Speed Coding 2016 – Q2
13 April 2016, by Chris Arnott
Here’s question 2 from our recent speed coding competition. See how quickly you can solve it.
iPhone icons are displayed with transparent rounded corners, but these are applied at display time: they’re stored as fully-opaque squares.
I would like to take any 120×120 app icon and apply iPhone-like transparent rounding to it so I can display it on a web page.
For simplicity let’s do this by editing the alpha channels only for the affected pixels i.e. there’s no need to remove no-longer-visible colour information from a now completely transparent pixel. The rounding I’d like to use is the following super-ellipse, which is very close to the rounding used by iOS:
where (0,0) is the centre of the 120×120 image, i.e. so that x/60 has range -1 to +1.
Problem 1 (optional) – A simple approach first
- read in a 120×120 icon from a PNG or BMP file
- apply a very simple version of the transparency: make a pixel fully transparent (alpha = 0) if the centre of the pixel falls outside the curve in each quadrant or fully opaque (alpha = 255) if it is inside
- write the output back to a PNG or BMP and send it to me, along with the program you used.
N.B. I want to use the centre of each pixel for this calculation, not the corner. i.e.
and in the unlikely event a point falls precisely on the curve we’ll count it as inside.
Problem 2 (main problem)
That looks OK, but the edges of the curve could be smoother. The alpha channel has range 0-255 for the alpha channel so let’s try and pick a more precise number for each pixel on the curve. We’ll use a simple form of ray-tracing: divide each pixel into a 16×16 grid and count the number of cells in that grid whose centres fall inside the curve.
This will give us a number from 0 (no cells fall inside => fully transparent) to 256 (all cells fall inside => fully opaque). To clip this to the 0-255 range let’s drop one counted cell, i.e.
alpha = max(cells_inside_curve – 1, 0)

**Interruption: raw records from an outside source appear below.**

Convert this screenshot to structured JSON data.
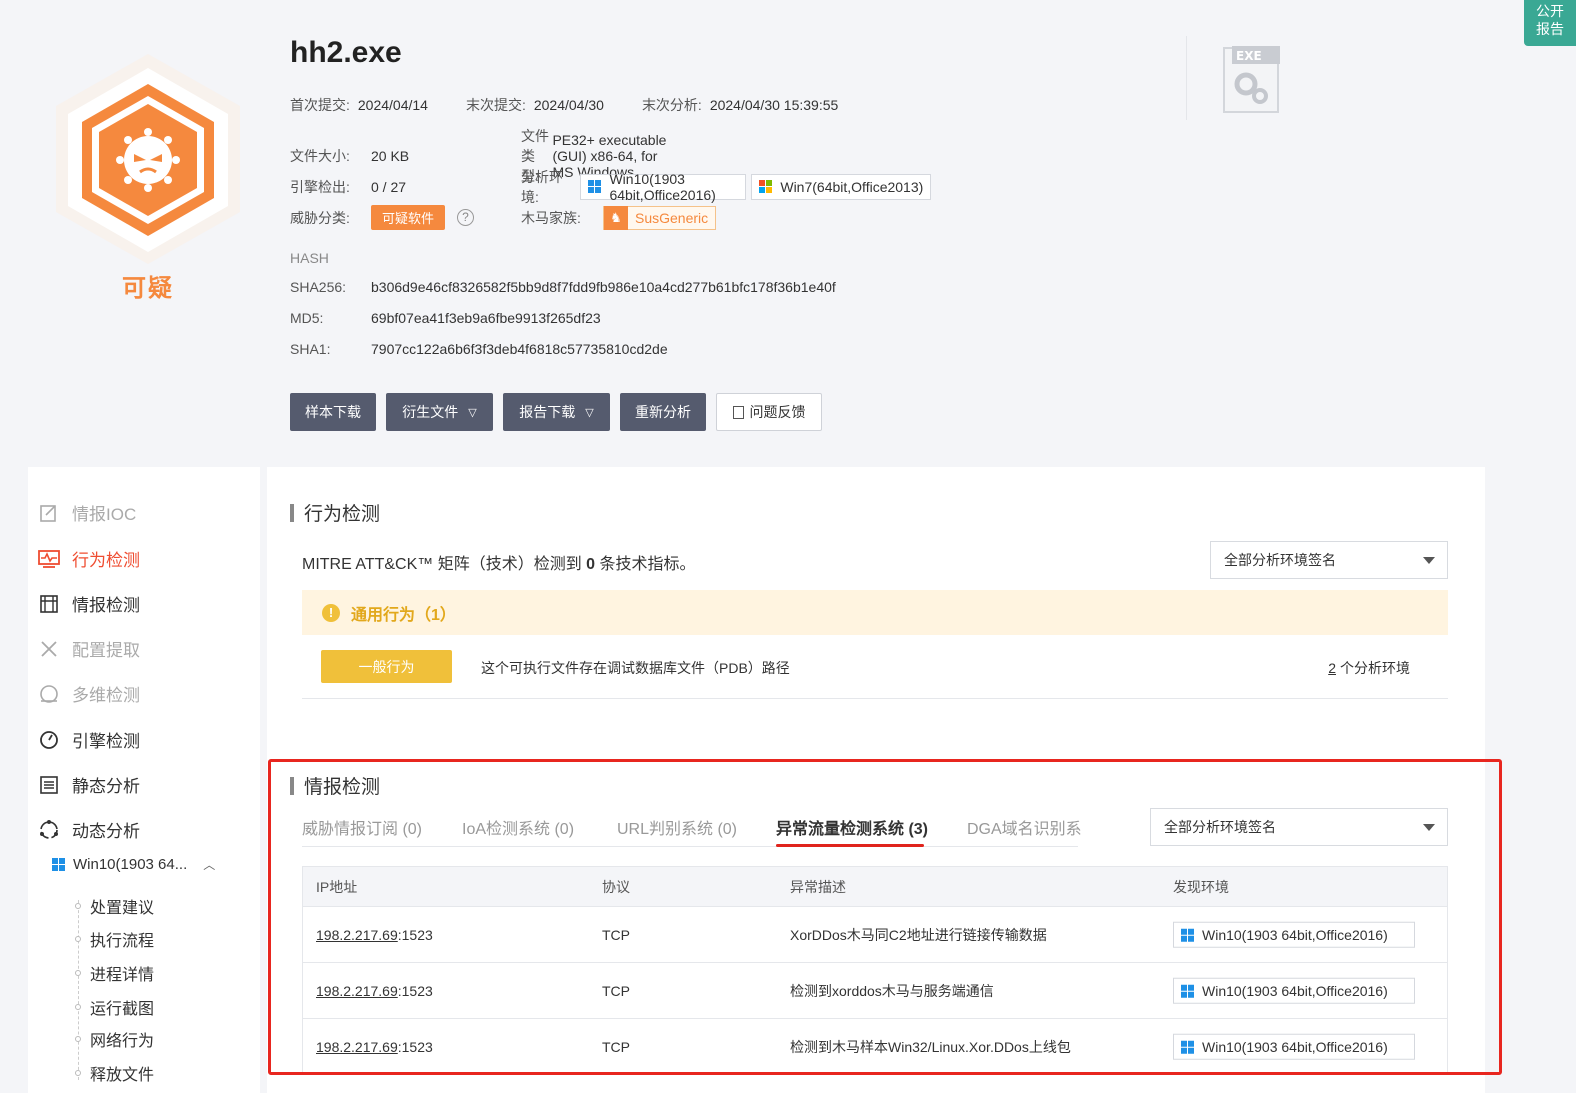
{
  "verdict": {
    "label": "可疑",
    "color": "#f5893e"
  },
  "public_report": "公开\n报告",
  "file": {
    "name": "hh2.exe",
    "first_submit_label": "首次提交:",
    "first_submit": "2024/04/14",
    "last_submit_label": "末次提交:",
    "last_submit": "2024/04/30",
    "last_analysis_label": "末次分析:",
    "last_analysis": "2024/04/30 15:39:55",
    "size_label": "文件大小:",
    "size": "20 KB",
    "engine_label": "引擎检出:",
    "engine": "0 / 27",
    "threat_label": "威胁分类:",
    "threat": "可疑软件",
    "type_label": "文件类型:",
    "type": "PE32+ executable (GUI) x86-64, for MS Windows",
    "env_label": "分析环境:",
    "envs": [
      "Win10(1903 64bit,Office2016)",
      "Win7(64bit,Office2013)"
    ],
    "family_label": "木马家族:",
    "family": "SusGeneric",
    "exe_badge": "EXE"
  },
  "hash": {
    "head": "HASH",
    "sha256_label": "SHA256:",
    "sha256": "b306d9e46cf8326582f5bb9d8f7fdd9fb986e10a4cd277b61bfc178f36b1e40f",
    "md5_label": "MD5:",
    "md5": "69bf07ea41f3eb9a6fbe9913f265df23",
    "sha1_label": "SHA1:",
    "sha1": "7907cc122a6b6f3f3deb4f6818c57735810cd2de"
  },
  "actions": {
    "sample_download": "样本下载",
    "derived_files": "衍生文件",
    "report_download": "报告下载",
    "reanalyze": "重新分析",
    "feedback": "问题反馈"
  },
  "sidebar": {
    "items": [
      "情报IOC",
      "行为检测",
      "情报检测",
      "配置提取",
      "多维检测",
      "引擎检测",
      "静态分析",
      "动态分析"
    ],
    "env": "Win10(1903 64...",
    "subitems": [
      "处置建议",
      "执行流程",
      "进程详情",
      "运行截图",
      "网络行为",
      "释放文件"
    ]
  },
  "behavior": {
    "title": "行为检测",
    "mitre_pre": "MITRE ATT&CK™ 矩阵（技术）检测到 ",
    "mitre_count": "0",
    "mitre_post": " 条技术指标。",
    "select": "全部分析环境签名",
    "banner": "通用行为（1）",
    "tag": "一般行为",
    "desc": "这个可执行文件存在调试数据库文件（PDB）路径",
    "env_count": "2",
    "env_suffix": "个分析环境"
  },
  "intel": {
    "title": "情报检测",
    "tabs": [
      "威胁情报订阅 (0)",
      "IoA检测系统 (0)",
      "URL判别系统 (0)",
      "异常流量检测系统 (3)",
      "DGA域名识别系"
    ],
    "select": "全部分析环境签名",
    "columns": [
      "IP地址",
      "协议",
      "异常描述",
      "发现环境"
    ],
    "rows": [
      {
        "ip": "198.2.217.69",
        "port": ":1523",
        "proto": "TCP",
        "desc": "XorDDos木马同C2地址进行链接传输数据",
        "env": "Win10(1903 64bit,Office2016)"
      },
      {
        "ip": "198.2.217.69",
        "port": ":1523",
        "proto": "TCP",
        "desc": "检测到xorddos木马与服务端通信",
        "env": "Win10(1903 64bit,Office2016)"
      },
      {
        "ip": "198.2.217.69",
        "port": ":1523",
        "proto": "TCP",
        "desc": "检测到木马样本Win32/Linux.Xor.DDos上线包",
        "env": "Win10(1903 64bit,Office2016)"
      }
    ]
  }
}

If I’m super-obsessive about accuracy of the alpha as the fraction of the pixel inside the curve then even this isn’t enough: why not? Suggest a simple-to-implement approach that would get more accurate corners.